* TASK REQUIREMENTS: Where does the word "heat" show up in the records? Copy every line that holds it.

....................

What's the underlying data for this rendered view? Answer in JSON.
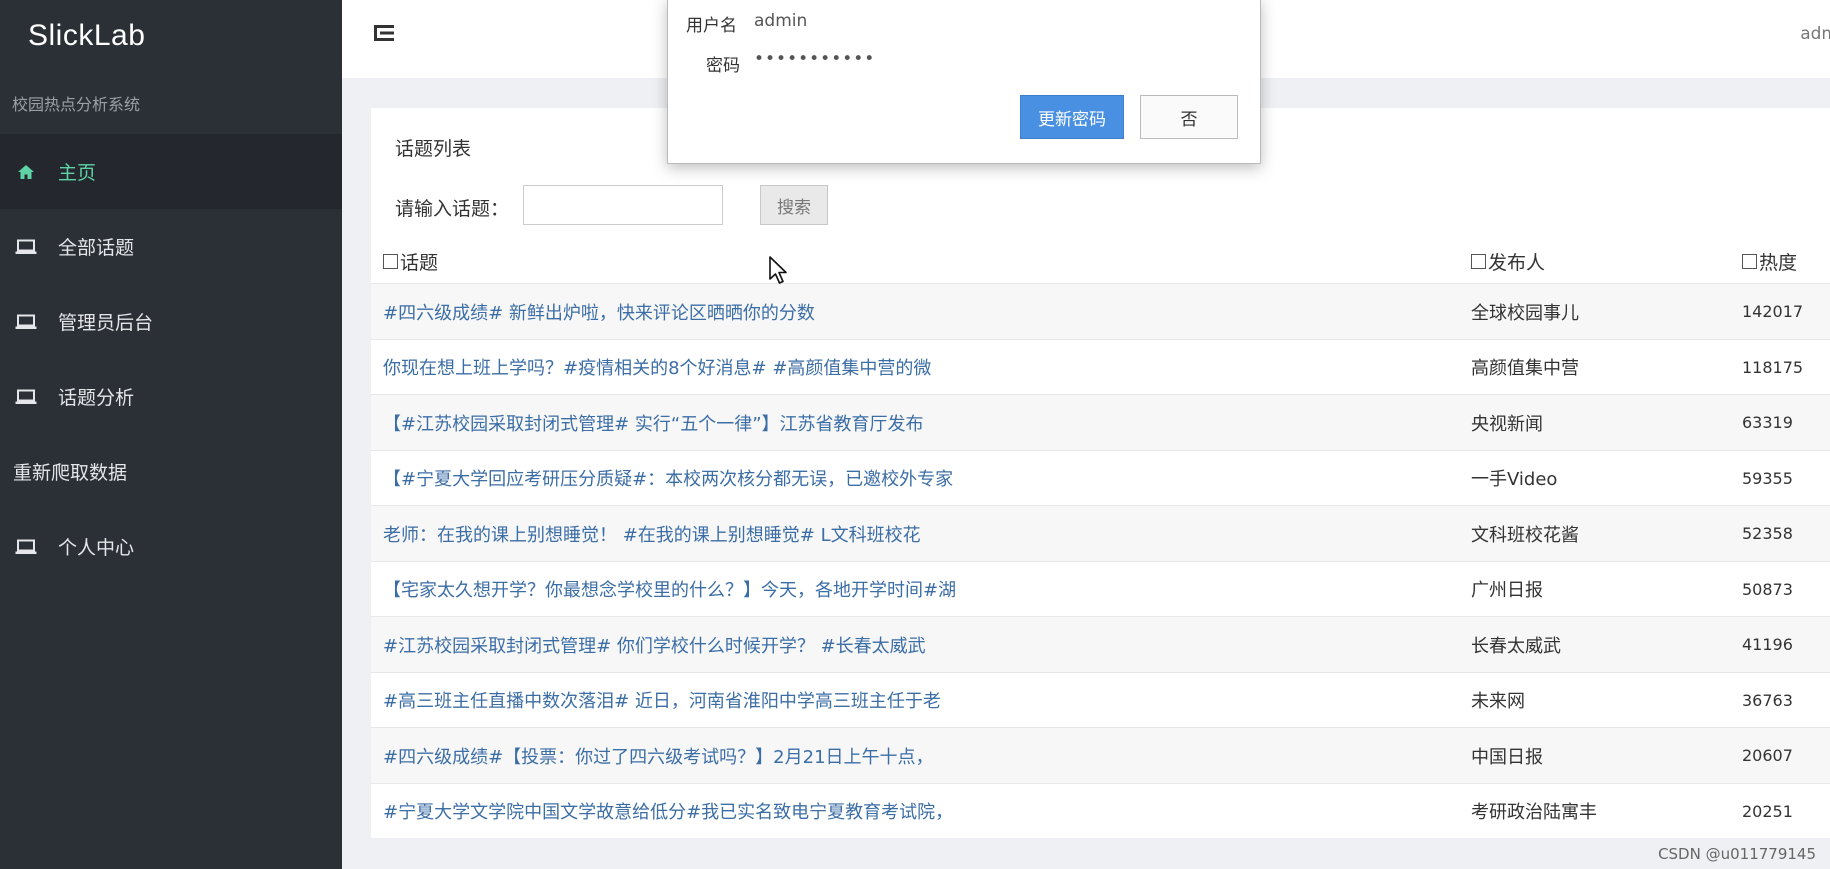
{
  "sidebar": {
    "brand": "SlickLab",
    "subtitle": "校园热点分析系统",
    "items": [
      {
        "label": "主页",
        "icon": "home-icon",
        "active": true
      },
      {
        "label": "全部话题",
        "icon": "laptop-icon"
      },
      {
        "label": "管理员后台",
        "icon": "laptop-icon"
      },
      {
        "label": "话题分析",
        "icon": "laptop-icon"
      },
      {
        "label": "重新爬取数据",
        "icon": ""
      },
      {
        "label": "个人中心",
        "icon": "laptop-icon"
      }
    ]
  },
  "header": {
    "menu_icon": "menu-toggle-icon",
    "user": "adm"
  },
  "dialog": {
    "username_label": "用户名",
    "username_value": "admin",
    "password_label": "密码",
    "password_value": "•••••••••••",
    "confirm_label": "更新密码",
    "cancel_label": "否"
  },
  "panel": {
    "title": "话题列表",
    "search_label": "请输入话题：",
    "search_value": "",
    "search_button": "搜索",
    "columns": [
      "话题",
      "发布人",
      "热度"
    ],
    "rows": [
      {
        "topic": "#四六级成绩# 新鲜出炉啦，快来评论区晒晒你的分数",
        "author": "全球校园事儿",
        "heat": "142017"
      },
      {
        "topic": "你现在想上班上学吗？#疫情相关的8个好消息# #高颜值集中营的微",
        "author": "高颜值集中营",
        "heat": "118175"
      },
      {
        "topic": "【#江苏校园采取封闭式管理# 实行“五个一律”】江苏省教育厅发布",
        "author": "央视新闻",
        "heat": "63319"
      },
      {
        "topic": "【#宁夏大学回应考研压分质疑#：本校两次核分都无误，已邀校外专家",
        "author": "一手Video",
        "heat": "59355"
      },
      {
        "topic": "老师：在我的课上别想睡觉！ #在我的课上别想睡觉# L文科班校花",
        "author": "文科班校花酱",
        "heat": "52358"
      },
      {
        "topic": "【宅家太久想开学？你最想念学校里的什么？】今天，各地开学时间#湖",
        "author": "广州日报",
        "heat": "50873"
      },
      {
        "topic": "#江苏校园采取封闭式管理# 你们学校什么时候开学？ #长春太威武",
        "author": "长春太威武",
        "heat": "41196"
      },
      {
        "topic": "#高三班主任直播中数次落泪# 近日，河南省淮阳中学高三班主任于老",
        "author": "未来网",
        "heat": "36763"
      },
      {
        "topic": "#四六级成绩#【投票：你过了四六级考试吗？】2月21日上午十点，",
        "author": "中国日报",
        "heat": "20607"
      },
      {
        "topic": "#宁夏大学文学院中国文学故意给低分#我已实名致电宁夏教育考试院，",
        "author": "考研政治陆寓丰",
        "heat": "20251"
      }
    ]
  },
  "colors": {
    "sidebar_bg": "#2b2f36",
    "active_accent": "#5fd3a6",
    "link": "#3c6ea6",
    "primary_button": "#4a90e2"
  },
  "watermark": "CSDN @u011779145"
}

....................

* EXPECTED ANSWER:
        "heat": "142017"
        "heat": "118175"
        "heat": "63319"
        "heat": "59355"
        "heat": "52358"
        "heat": "50873"
        "heat": "41196"
        "heat": "36763"
        "heat": "20607"
        "heat": "20251"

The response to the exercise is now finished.